Your goal: All entries that follow are to be written out verbatim.

--- Materials provided Enclosed Below ---

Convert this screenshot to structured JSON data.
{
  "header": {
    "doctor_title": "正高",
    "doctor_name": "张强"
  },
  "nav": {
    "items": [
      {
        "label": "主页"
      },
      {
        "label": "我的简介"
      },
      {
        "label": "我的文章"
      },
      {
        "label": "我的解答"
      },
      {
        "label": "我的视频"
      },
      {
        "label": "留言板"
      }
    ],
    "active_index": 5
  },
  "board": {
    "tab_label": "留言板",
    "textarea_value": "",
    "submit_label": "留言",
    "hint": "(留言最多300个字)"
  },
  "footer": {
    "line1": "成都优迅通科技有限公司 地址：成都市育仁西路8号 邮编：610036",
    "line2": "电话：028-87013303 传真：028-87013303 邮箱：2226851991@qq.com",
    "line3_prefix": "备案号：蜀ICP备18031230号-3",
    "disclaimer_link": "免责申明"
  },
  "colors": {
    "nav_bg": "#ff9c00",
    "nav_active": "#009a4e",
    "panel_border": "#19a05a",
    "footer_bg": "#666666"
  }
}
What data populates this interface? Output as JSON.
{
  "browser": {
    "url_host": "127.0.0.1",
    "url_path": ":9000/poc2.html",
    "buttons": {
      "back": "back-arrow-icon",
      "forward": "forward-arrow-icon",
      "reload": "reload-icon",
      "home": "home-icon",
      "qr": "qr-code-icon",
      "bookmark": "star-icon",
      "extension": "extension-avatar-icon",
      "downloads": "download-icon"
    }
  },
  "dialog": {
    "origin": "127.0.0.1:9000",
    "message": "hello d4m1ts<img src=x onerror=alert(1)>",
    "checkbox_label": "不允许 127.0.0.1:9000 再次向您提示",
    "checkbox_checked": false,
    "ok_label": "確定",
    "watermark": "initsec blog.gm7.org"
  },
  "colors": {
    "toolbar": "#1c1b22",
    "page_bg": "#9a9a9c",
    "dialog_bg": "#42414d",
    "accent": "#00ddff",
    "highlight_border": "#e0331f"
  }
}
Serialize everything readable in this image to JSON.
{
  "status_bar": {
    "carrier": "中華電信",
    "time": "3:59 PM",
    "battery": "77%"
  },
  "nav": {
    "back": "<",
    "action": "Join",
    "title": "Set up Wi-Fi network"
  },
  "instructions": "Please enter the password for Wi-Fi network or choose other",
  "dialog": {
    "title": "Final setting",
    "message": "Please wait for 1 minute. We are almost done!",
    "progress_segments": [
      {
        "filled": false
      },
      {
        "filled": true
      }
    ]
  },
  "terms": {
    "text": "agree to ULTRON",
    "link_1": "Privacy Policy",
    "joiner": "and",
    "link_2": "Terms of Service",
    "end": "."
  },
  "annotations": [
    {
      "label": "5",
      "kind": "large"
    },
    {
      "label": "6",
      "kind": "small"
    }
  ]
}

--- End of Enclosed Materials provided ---

Response below:
Convert this screenshot to structured JSON data.
{
  "header": {
    "doctor_title": "正高",
    "doctor_name": "张强"
  },
  "nav": {
    "items": [
      {
        "label": "主页"
      },
      {
        "label": "我的简介"
      },
      {
        "label": "我的文章"
      },
      {
        "label": "我的解答"
      },
      {
        "label": "我的视频"
      },
      {
        "label": "留言板"
      }
    ],
    "active_index": 5
  },
  "board": {
    "tab_label": "留言板",
    "textarea_value": "",
    "submit_label": "留言",
    "hint": "(留言最多300个字)"
  },
  "footer": {
    "line1": "成都优迅通科技有限公司 地址：成都市育仁西路8号 邮编：610036",
    "line2": "电话：028-87013303 传真：028-87013303 邮箱：2226851991@qq.com",
    "line3_prefix": "备案号：蜀ICP备18031230号-3",
    "disclaimer_link": "免责申明"
  },
  "colors": {
    "nav_bg": "#ff9c00",
    "nav_active": "#009a4e",
    "panel_border": "#19a05a",
    "footer_bg": "#666666"
  }
}
What data populates this interface? Output as JSON.
{
  "browser": {
    "url_host": "127.0.0.1",
    "url_path": ":9000/poc2.html",
    "buttons": {
      "back": "back-arrow-icon",
      "forward": "forward-arrow-icon",
      "reload": "reload-icon",
      "home": "home-icon",
      "qr": "qr-code-icon",
      "bookmark": "star-icon",
      "extension": "extension-avatar-icon",
      "downloads": "download-icon"
    }
  },
  "dialog": {
    "origin": "127.0.0.1:9000",
    "message": "hello d4m1ts<img src=x onerror=alert(1)>",
    "checkbox_label": "不允许 127.0.0.1:9000 再次向您提示",
    "checkbox_checked": false,
    "ok_label": "確定",
    "watermark": "initsec blog.gm7.org"
  },
  "colors": {
    "toolbar": "#1c1b22",
    "page_bg": "#9a9a9c",
    "dialog_bg": "#42414d",
    "accent": "#00ddff",
    "highlight_border": "#e0331f"
  }
}
Serialize everything readable in this image to JSON.
{
  "status_bar": {
    "carrier": "中華電信",
    "time": "3:59 PM",
    "battery": "77%"
  },
  "nav": {
    "back": "<",
    "action": "Join",
    "title": "Set up Wi-Fi network"
  },
  "instructions": "Please enter the password for Wi-Fi network or choose other",
  "dialog": {
    "title": "Final setting",
    "message": "Please wait for 1 minute. We are almost done!",
    "progress_segments": [
      {
        "filled": false
      },
      {
        "filled": true
      }
    ]
  },
  "terms": {
    "text": "agree to ULTRON",
    "link_1": "Privacy Policy",
    "joiner": "and",
    "link_2": "Terms of Service",
    "end": "."
  },
  "annotations": [
    {
      "label": "5",
      "kind": "large"
    },
    {
      "label": "6",
      "kind": "small"
    }
  ]
}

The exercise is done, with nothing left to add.